╭──
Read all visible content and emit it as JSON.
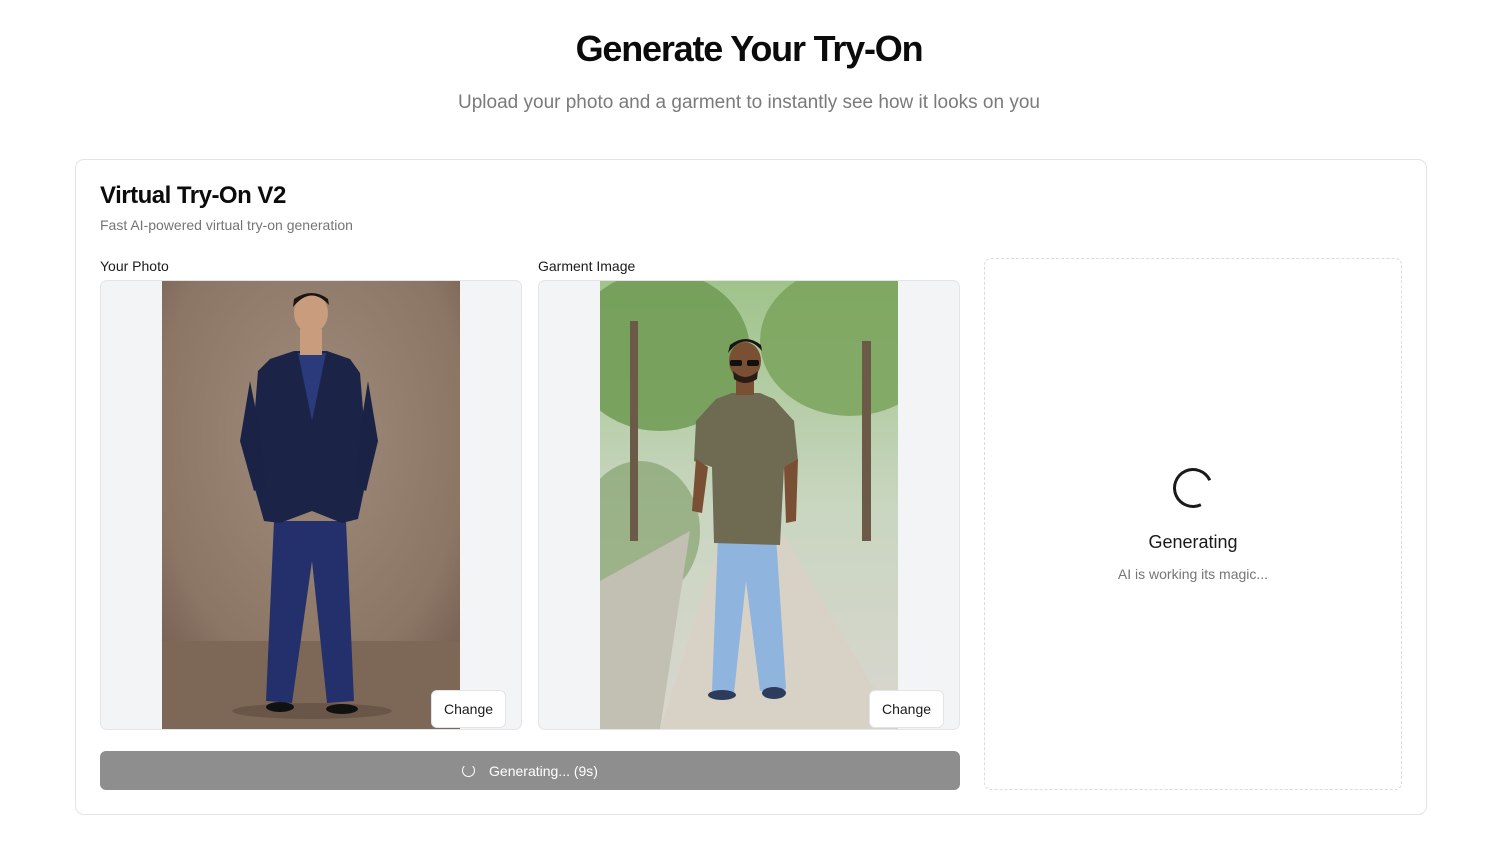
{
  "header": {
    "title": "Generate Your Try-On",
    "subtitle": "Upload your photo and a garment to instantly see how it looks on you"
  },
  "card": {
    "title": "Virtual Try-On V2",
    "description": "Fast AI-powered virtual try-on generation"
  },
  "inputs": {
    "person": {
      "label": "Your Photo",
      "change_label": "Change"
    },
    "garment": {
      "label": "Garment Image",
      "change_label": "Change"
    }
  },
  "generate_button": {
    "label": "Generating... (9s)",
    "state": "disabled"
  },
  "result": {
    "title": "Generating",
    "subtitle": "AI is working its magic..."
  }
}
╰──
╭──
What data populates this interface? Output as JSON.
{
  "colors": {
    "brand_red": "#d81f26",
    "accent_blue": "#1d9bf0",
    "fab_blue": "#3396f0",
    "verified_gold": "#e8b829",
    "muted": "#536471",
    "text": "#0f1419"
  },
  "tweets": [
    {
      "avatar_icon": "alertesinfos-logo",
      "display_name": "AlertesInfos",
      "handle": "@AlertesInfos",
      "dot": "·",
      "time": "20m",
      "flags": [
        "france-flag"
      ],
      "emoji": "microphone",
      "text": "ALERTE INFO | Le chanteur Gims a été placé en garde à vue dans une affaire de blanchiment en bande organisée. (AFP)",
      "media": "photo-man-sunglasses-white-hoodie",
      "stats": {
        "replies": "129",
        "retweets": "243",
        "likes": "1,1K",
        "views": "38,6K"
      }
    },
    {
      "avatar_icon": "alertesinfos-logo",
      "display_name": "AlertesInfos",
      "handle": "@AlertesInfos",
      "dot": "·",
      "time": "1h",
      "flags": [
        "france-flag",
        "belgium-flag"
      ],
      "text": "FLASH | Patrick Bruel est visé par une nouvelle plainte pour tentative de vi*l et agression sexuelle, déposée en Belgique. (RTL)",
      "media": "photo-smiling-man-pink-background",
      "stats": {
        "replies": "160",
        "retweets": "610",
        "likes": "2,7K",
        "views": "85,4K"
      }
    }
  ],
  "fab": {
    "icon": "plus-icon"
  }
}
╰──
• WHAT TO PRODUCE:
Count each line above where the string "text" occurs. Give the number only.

• ANSWER FOR THE TASK:
3